Trail Of Tears

The Trail of Tears is the symbolic name given to the forced removal and relocation of Native American Indians from their homelands in the South East to the Western side of the Mississippi river between 1830 and 1838. This apparent eviction from their traditional lands followed the Indian Removal Act which was signed into law by President Andrew Jackson in 1830. These forced relocations involved what was then known as the Five Civilized Tribes who until then existed as autonomous nations side by side with the independent states of America. These Five Civilized Tribes were the Choctaw, the Seminole, the Chickasaw, the Cherokee and the Tuskegee. The removals were carried out in the following order: Choctaw in 1831, Seminoles a year later, the Creek two years after, and finally, the Cherokee in 1838.

Background to the Removals

Prior to 1830, the Five Civilized Tribes existed as autonomous nations within the United States. However, pressures arising from increased need for land for agricultural purposes and for the establishment of White settlers along with the discovery of gold in Dahlonega, Georgia, caused the white population to exercise pressure on the United States Government to enact legislation which would essentially empower the government to relocate the native Indians from their ancestral homes in order to create room for the economic and land demands of the white settlers to be actualized.

Before then, there had been many instances of White settlers encroaching on lands owned by Native Americans.
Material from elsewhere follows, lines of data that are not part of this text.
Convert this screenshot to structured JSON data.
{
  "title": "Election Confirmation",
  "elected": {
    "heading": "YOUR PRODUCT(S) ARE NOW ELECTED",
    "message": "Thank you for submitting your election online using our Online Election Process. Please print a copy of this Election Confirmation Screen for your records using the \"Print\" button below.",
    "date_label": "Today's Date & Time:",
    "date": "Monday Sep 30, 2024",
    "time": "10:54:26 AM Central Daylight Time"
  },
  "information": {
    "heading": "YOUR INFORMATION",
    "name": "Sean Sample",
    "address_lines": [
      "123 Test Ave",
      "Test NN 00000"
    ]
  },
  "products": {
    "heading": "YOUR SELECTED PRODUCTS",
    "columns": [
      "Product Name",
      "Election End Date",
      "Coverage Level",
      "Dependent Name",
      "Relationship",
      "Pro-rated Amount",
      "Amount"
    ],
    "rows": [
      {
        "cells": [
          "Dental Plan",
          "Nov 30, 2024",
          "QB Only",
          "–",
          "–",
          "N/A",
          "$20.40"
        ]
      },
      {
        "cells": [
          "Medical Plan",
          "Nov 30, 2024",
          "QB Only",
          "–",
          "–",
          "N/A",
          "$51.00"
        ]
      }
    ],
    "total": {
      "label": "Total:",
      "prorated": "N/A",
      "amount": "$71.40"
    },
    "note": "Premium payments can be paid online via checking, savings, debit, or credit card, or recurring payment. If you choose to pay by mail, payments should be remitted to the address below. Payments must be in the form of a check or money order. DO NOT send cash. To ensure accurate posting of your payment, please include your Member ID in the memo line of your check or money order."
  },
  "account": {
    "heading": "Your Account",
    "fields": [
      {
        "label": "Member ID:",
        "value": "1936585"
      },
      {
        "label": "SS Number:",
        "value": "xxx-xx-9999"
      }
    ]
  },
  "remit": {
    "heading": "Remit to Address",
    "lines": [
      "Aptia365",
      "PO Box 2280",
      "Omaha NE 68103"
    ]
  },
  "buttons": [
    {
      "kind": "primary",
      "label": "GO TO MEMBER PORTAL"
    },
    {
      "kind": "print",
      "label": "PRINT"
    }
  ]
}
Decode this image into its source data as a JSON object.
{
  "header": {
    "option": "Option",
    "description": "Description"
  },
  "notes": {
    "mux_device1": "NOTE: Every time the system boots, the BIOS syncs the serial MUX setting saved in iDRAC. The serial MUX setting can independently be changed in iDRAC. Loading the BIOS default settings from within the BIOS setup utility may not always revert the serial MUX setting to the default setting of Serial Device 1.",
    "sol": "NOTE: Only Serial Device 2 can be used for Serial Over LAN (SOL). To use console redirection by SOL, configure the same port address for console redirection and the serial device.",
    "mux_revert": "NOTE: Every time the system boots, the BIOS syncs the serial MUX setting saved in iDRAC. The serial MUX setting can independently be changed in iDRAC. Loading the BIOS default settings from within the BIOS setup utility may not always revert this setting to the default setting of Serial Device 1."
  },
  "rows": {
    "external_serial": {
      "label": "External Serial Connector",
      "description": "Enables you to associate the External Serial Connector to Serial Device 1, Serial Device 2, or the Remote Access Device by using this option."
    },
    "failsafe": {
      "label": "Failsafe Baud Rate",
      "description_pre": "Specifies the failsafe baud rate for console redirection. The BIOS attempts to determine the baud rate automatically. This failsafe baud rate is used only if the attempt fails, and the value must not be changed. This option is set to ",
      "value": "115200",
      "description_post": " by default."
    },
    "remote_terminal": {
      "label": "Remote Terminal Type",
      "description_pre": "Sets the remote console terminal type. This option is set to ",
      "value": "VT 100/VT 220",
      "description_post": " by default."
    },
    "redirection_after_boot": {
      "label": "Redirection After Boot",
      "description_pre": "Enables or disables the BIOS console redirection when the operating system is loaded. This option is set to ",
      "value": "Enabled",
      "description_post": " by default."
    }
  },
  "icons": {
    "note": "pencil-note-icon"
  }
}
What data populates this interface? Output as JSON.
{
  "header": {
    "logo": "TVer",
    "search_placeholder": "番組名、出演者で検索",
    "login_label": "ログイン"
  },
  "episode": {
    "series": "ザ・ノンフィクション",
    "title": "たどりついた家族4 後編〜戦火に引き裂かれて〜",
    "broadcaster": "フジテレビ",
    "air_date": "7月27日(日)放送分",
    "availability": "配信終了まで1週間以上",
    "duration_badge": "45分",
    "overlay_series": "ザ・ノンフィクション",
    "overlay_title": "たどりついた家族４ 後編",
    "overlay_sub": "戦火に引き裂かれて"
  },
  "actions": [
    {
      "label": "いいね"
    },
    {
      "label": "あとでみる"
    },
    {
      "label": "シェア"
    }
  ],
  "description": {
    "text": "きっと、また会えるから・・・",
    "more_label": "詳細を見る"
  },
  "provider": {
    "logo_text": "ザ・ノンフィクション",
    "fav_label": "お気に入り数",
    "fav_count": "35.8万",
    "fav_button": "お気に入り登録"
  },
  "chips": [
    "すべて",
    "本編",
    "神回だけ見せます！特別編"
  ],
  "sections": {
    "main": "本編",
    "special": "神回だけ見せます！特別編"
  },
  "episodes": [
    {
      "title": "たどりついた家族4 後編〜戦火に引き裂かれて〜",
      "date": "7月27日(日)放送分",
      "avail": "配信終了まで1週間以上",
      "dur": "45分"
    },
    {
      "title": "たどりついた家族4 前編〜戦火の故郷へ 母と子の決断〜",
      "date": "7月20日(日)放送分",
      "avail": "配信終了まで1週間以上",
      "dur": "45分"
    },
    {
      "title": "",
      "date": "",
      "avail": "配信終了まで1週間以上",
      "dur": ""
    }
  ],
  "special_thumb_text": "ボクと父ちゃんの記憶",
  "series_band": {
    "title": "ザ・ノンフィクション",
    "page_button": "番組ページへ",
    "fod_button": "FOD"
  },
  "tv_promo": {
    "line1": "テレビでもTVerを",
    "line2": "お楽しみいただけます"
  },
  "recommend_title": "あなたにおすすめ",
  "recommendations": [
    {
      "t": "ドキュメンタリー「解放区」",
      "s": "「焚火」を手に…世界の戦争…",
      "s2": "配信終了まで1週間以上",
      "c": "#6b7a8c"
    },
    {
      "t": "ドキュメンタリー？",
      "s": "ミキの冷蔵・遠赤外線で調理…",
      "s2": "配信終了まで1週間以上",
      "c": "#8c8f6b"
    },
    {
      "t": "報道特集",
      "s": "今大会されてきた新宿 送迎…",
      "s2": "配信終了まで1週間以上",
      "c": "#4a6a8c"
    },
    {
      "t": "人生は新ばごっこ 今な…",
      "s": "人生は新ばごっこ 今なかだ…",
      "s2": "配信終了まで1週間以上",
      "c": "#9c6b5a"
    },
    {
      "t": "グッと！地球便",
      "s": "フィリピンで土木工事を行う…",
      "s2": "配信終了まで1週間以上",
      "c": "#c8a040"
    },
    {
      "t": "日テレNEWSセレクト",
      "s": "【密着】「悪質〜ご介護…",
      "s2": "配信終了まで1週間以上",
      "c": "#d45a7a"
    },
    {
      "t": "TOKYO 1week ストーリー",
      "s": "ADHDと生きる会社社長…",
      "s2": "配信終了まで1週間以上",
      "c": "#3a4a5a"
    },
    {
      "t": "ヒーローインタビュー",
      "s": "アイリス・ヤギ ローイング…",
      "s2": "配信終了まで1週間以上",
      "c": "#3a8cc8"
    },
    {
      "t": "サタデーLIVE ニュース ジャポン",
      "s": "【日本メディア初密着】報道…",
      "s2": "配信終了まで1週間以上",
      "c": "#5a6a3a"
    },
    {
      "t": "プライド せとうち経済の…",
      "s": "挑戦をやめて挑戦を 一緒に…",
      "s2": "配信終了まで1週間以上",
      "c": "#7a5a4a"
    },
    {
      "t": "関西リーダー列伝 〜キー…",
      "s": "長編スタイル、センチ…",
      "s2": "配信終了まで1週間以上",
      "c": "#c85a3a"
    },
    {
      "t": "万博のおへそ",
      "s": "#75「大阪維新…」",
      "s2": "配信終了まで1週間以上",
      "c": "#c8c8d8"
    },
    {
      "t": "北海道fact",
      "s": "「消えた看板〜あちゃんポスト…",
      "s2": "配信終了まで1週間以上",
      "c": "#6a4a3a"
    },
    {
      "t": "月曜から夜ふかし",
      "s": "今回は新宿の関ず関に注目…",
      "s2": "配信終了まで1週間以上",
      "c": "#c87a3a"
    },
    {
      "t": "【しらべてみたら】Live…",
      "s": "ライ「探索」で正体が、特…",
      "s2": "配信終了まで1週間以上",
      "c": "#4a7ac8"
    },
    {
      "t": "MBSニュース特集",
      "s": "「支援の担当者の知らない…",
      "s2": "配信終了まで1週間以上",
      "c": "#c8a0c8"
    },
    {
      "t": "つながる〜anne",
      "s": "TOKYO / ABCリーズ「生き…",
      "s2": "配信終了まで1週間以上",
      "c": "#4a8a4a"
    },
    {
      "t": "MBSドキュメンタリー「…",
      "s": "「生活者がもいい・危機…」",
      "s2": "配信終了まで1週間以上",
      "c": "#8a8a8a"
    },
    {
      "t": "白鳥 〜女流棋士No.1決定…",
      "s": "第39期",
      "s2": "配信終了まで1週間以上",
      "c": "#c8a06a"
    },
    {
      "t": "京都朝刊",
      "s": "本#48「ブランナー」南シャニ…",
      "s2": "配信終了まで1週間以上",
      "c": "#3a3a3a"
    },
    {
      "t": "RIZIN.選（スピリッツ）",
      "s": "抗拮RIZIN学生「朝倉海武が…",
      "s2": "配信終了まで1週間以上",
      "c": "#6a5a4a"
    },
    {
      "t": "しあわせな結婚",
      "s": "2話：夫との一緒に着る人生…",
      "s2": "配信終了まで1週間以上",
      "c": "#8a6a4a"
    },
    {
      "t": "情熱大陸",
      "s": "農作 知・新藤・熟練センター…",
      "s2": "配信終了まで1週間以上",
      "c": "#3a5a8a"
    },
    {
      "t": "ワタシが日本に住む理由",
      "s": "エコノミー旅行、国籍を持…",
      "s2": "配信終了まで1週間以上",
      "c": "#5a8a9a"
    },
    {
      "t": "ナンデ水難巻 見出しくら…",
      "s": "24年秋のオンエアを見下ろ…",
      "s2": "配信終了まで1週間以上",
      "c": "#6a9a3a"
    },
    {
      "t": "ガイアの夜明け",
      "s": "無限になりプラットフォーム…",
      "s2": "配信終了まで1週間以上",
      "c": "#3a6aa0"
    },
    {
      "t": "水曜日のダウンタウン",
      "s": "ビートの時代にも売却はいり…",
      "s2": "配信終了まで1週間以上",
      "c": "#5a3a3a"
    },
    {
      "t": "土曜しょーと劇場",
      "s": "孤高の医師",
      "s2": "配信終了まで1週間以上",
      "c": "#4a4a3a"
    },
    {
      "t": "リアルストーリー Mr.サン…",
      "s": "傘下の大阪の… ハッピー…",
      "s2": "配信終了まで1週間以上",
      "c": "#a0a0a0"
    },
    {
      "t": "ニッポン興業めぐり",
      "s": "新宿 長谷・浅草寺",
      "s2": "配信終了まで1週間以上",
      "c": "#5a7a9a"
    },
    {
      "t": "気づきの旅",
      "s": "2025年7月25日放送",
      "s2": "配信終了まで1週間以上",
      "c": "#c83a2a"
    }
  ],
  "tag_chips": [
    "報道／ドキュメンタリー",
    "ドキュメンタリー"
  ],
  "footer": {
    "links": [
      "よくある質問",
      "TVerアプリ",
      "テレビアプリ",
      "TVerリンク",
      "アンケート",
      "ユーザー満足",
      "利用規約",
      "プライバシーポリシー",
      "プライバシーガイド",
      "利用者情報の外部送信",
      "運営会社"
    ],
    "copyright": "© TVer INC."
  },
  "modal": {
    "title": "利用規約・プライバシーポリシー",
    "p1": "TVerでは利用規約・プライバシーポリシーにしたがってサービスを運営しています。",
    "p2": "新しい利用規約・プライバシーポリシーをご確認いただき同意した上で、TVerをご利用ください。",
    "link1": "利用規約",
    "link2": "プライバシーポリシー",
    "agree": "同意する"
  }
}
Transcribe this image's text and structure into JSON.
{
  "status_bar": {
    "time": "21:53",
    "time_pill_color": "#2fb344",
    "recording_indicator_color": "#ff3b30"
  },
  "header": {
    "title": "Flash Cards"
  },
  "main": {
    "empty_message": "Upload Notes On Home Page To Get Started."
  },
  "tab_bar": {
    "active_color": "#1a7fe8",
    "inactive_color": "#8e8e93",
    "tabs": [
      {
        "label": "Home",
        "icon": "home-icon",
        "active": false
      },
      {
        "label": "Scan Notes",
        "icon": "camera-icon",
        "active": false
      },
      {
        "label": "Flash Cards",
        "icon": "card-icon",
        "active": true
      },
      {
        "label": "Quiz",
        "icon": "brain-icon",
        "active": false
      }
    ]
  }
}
Even though there was opposition to the bill in Congress, President Andrew Jackson succeeded in getting the bill approved by the Congress setting the stage for the events that would be described as The Trail of Tears. The phrase emanated from the forced relocation of the Choctaw nation in 1831 because almost 35 percent of the more than sixteen thousand people that were evicted died on the way. Many of these people died from harsh weather conditions, disease and starvation.

Legal Implications of the Removal Act of 1830

The passage of the Removal Act in 1830 empowered the President of the United States to exchange lands belonging to Native Americans with lands owned by the States as well as to provide better infrastructure and facilities within those exchanged lands. It also gave the President power to pay for relocation costs should any of the Native Americans choose to relocate. However, forceful relocation and confiscation of these Native American lands without treaty was not covered by the Act. President Andrew Jackson essentially disobeyed a Supreme Court order prohibiting the forcible removal of the Cherokee nation in 1838.